*Task details:*
Reproduce the records below word for word.

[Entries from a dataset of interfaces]
☆ ☆ ☆

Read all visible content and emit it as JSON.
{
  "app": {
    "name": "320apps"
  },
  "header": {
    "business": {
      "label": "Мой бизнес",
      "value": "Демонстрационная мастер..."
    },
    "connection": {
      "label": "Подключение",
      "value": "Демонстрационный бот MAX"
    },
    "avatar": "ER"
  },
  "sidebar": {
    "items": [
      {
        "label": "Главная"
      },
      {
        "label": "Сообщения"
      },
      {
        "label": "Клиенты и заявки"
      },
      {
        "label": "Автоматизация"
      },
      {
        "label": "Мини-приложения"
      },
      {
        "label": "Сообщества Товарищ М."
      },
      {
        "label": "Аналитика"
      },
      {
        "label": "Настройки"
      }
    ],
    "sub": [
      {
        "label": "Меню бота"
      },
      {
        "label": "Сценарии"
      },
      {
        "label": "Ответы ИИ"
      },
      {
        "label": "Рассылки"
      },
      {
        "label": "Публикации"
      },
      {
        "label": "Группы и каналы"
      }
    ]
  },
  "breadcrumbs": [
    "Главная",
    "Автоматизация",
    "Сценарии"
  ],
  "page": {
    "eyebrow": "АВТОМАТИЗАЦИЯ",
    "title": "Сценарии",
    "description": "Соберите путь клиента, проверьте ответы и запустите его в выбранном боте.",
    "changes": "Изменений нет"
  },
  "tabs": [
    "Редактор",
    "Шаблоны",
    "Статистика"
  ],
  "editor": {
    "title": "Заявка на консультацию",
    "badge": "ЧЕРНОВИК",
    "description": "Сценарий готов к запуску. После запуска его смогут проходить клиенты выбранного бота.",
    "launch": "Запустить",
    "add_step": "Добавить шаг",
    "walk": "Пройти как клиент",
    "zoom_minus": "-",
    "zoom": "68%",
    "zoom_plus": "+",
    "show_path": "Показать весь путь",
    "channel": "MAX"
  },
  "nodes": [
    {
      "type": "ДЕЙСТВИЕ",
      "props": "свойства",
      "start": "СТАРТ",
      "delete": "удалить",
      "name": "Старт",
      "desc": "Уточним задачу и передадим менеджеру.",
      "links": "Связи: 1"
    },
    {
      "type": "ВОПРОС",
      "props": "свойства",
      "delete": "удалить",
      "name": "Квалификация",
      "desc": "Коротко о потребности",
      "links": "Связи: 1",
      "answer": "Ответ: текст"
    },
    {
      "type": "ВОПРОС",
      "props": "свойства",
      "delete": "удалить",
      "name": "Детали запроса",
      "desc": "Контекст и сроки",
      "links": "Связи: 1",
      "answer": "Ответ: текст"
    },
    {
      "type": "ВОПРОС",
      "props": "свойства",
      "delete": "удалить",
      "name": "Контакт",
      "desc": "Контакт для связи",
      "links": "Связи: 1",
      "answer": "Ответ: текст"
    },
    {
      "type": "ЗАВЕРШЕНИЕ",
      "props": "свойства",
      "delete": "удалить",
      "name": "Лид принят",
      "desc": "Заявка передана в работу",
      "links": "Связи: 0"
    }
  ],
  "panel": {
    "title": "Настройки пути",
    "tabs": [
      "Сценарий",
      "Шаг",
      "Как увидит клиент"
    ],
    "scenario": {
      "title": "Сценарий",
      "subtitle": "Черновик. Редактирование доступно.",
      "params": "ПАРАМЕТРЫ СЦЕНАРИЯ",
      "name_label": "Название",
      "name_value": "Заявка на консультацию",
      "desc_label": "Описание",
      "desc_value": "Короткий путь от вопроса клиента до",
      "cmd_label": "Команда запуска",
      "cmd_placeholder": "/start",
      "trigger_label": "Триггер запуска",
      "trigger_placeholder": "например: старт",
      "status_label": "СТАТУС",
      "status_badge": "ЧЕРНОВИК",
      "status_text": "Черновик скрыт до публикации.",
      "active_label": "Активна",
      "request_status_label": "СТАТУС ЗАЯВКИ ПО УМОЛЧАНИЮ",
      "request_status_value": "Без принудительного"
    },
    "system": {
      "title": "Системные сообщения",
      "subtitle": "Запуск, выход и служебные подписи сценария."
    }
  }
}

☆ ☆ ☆

*Output for this exercise:*
Read all visible content and emit it as JSON.
{
  "app": {
    "name": "320apps"
  },
  "header": {
    "business": {
      "label": "Мой бизнес",
      "value": "Демонстрационная мастер..."
    },
    "connection": {
      "label": "Подключение",
      "value": "Демонстрационный бот MAX"
    },
    "avatar": "ER"
  },
  "sidebar": {
    "items": [
      {
        "label": "Главная"
      },
      {
        "label": "Сообщения"
      },
      {
        "label": "Клиенты и заявки"
      },
      {
        "label": "Автоматизация"
      },
      {
        "label": "Мини-приложения"
      },
      {
        "label": "Сообщества Товарищ М."
      },
      {
        "label": "Аналитика"
      },
      {
        "label": "Настройки"
      }
    ],
    "sub": [
      {
        "label": "Меню бота"
      },
      {
        "label": "Сценарии"
      },
      {
        "label": "Ответы ИИ"
      },
      {
        "label": "Рассылки"
      },
      {
        "label": "Публикации"
      },
      {
        "label": "Группы и каналы"
      }
    ]
  },
  "breadcrumbs": [
    "Главная",
    "Автоматизация",
    "Сценарии"
  ],
  "page": {
    "eyebrow": "АВТОМАТИЗАЦИЯ",
    "title": "Сценарии",
    "description": "Соберите путь клиента, проверьте ответы и запустите его в выбранном боте.",
    "changes": "Изменений нет"
  },
  "tabs": [
    "Редактор",
    "Шаблоны",
    "Статистика"
  ],
  "editor": {
    "title": "Заявка на консультацию",
    "badge": "ЧЕРНОВИК",
    "description": "Сценарий готов к запуску. После запуска его смогут проходить клиенты выбранного бота.",
    "launch": "Запустить",
    "add_step": "Добавить шаг",
    "walk": "Пройти как клиент",
    "zoom_minus": "-",
    "zoom": "68%",
    "zoom_plus": "+",
    "show_path": "Показать весь путь",
    "channel": "MAX"
  },
  "nodes": [
    {
      "type": "ДЕЙСТВИЕ",
      "props": "свойства",
      "start": "СТАРТ",
      "delete": "удалить",
      "name": "Старт",
      "desc": "Уточним задачу и передадим менеджеру.",
      "links": "Связи: 1"
    },
    {
      "type": "ВОПРОС",
      "props": "свойства",
      "delete": "удалить",
      "name": "Квалификация",
      "desc": "Коротко о потребности",
      "links": "Связи: 1",
      "answer": "Ответ: текст"
    },
    {
      "type": "ВОПРОС",
      "props": "свойства",
      "delete": "удалить",
      "name": "Детали запроса",
      "desc": "Контекст и сроки",
      "links": "Связи: 1",
      "answer": "Ответ: текст"
    },
    {
      "type": "ВОПРОС",
      "props": "свойства",
      "delete": "удалить",
      "name": "Контакт",
      "desc": "Контакт для связи",
      "links": "Связи: 1",
      "answer": "Ответ: текст"
    },
    {
      "type": "ЗАВЕРШЕНИЕ",
      "props": "свойства",
      "delete": "удалить",
      "name": "Лид принят",
      "desc": "Заявка передана в работу",
      "links": "Связи: 0"
    }
  ],
  "panel": {
    "title": "Настройки пути",
    "tabs": [
      "Сценарий",
      "Шаг",
      "Как увидит клиент"
    ],
    "scenario": {
      "title": "Сценарий",
      "subtitle": "Черновик. Редактирование доступно.",
      "params": "ПАРАМЕТРЫ СЦЕНАРИЯ",
      "name_label": "Название",
      "name_value": "Заявка на консультацию",
      "desc_label": "Описание",
      "desc_value": "Короткий путь от вопроса клиента до",
      "cmd_label": "Команда запуска",
      "cmd_placeholder": "/start",
      "trigger_label": "Триггер запуска",
      "trigger_placeholder": "например: старт",
      "status_label": "СТАТУС",
      "status_badge": "ЧЕРНОВИК",
      "status_text": "Черновик скрыт до публикации.",
      "active_label": "Активна",
      "request_status_label": "СТАТУС ЗАЯВКИ ПО УМОЛЧАНИЮ",
      "request_status_value": "Без принудительного"
    },
    "system": {
      "title": "Системные сообщения",
      "subtitle": "Запуск, выход и служебные подписи сценария."
    }
  }
}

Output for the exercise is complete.